and filmmakers than their male colleagues. Along with co-director Marijana Wotton,
Kopple rips away the initial self-congratulation of American victory and shows
the harrowing costs of war paid by ordinary civilians—whose stories these
five women are driven to tell.
From the fall of Baghdad to the assault on Fallujah, from the bombing of the
United Nations Iraq HQ to Abu Ghraib prison and the emergence of the Iraqi resistance,
these women’s experience of reporting war takes us past the too-often
sanitized accounts that manage to make the news Americans are allowed to see.
This film contemplates the highest aims of what journalism is supposed to be.
CNN camera-woman Mary Rogers says, “This is a calling—like being
a doctor or a cop. It’s life-consuming.” TV news producer May Ying
Welsh works for Al-Jazeera and struggles with rejection from fellow Americans,
who see her as a “traitor,” and from Muslim colleagues, since she’s
“not a believer.”
Freelance photographer Molly Bingham was arrested and spent a week in Abu Ghraib
prison at the war’s start. She returns with two Iraqi women formerly incarcerated
there, putting the subsequent revelations about American torture of detainees
there in critical perspective. Bingham also expresses human endurance in a simple
but profoundly moving way.
London Times writer Marie Colvin says, “I want to do a rough draft of
history.” She underscores that, for her, covering war isn’t about
the latest tank—it’s about people. Her eye patch is a testament
to her own war wounds, having lost her eye to shrapnel.
Colvin’s fellow writer at the Times, Janine DiGiovanni says, “Reporters
have an obligation to bear witness.”
Iraq, these women have gone to some of the most terrifying places on Earth,
from civil wars in Africa to Chechnya, from Yugoslavia in the 1990s to the Israeli/Palestinian
conflict. Kopple also digs into these women’s motivations, telling their
personal journeys as war correspondents—and, yes, it is harder for women
doing this work and, perhaps, lonelier. May Ying Welsh brings her bi-racial
experience to the job. You look into the often haunted faces of these women—who
range in age from late-20s to mid-40s—seeing what strong stuff they’re
Balancing work and family life, an issue that all working women face, is intensified
for women reporting war. Yet two of the women’s stories include romantic
love, unexpectedly found under fire, with tragedy and triumph. A biting sense
of humor is one survival skill, especially employed by Colvin, with her throaty
Finally, “Bearing Witness” makes clear the emotional toll that living
in war takes on everyone and which women may be more willing to reveal than
their male colleagues. These women represent a different kind of “embedded”
reporter—they’re embedded with the people of Iraq, and their own

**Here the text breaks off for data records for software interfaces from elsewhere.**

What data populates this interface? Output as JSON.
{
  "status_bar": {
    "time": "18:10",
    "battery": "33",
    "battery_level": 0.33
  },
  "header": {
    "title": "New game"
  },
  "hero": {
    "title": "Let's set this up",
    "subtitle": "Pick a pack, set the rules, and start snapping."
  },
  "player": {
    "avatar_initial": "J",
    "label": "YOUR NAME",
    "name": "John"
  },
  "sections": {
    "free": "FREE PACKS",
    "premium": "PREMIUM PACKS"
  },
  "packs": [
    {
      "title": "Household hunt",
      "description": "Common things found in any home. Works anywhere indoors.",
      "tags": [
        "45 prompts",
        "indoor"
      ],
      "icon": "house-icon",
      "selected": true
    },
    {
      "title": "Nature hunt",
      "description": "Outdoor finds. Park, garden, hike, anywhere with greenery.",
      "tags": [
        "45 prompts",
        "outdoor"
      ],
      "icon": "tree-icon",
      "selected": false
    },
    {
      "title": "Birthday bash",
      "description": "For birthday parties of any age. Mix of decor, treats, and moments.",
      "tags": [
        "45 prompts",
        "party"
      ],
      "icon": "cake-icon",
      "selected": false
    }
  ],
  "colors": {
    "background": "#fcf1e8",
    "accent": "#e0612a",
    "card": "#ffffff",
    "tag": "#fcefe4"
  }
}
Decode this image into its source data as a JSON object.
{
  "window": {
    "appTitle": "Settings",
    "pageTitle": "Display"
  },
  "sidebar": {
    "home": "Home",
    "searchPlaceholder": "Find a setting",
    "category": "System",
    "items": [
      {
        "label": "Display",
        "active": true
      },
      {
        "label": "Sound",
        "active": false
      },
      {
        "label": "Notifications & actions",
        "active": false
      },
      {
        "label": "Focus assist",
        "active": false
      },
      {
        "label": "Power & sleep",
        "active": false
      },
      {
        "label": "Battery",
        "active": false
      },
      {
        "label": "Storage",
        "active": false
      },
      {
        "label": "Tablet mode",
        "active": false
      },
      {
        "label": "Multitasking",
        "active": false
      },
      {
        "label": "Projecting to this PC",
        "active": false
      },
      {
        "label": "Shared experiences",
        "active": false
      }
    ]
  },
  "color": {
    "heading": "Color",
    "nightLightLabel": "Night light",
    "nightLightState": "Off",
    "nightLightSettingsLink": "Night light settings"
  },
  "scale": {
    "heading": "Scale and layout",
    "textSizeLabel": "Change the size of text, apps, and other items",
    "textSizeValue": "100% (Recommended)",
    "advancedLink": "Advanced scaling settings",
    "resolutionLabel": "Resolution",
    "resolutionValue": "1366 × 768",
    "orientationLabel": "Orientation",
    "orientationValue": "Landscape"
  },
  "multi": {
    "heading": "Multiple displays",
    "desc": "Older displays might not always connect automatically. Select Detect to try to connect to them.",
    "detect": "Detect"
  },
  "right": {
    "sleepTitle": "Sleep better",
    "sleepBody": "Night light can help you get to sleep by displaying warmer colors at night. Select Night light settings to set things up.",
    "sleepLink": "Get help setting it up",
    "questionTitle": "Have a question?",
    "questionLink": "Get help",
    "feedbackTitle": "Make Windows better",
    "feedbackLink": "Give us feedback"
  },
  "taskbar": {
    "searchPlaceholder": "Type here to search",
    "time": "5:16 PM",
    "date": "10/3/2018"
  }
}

conscience is embedded within their approach to their craft. No matter where
you stand on the war in Iraq, “Bearing Witness” is testimony with
irrefutable power. ||
“Bearing Witness” screens Tue., Apr. 18 at the Bryant-Lake
Bowl. 7 p.m. $4–$10 (pay what you can). 810 W. Lake St., Mpls. 612-825-8949.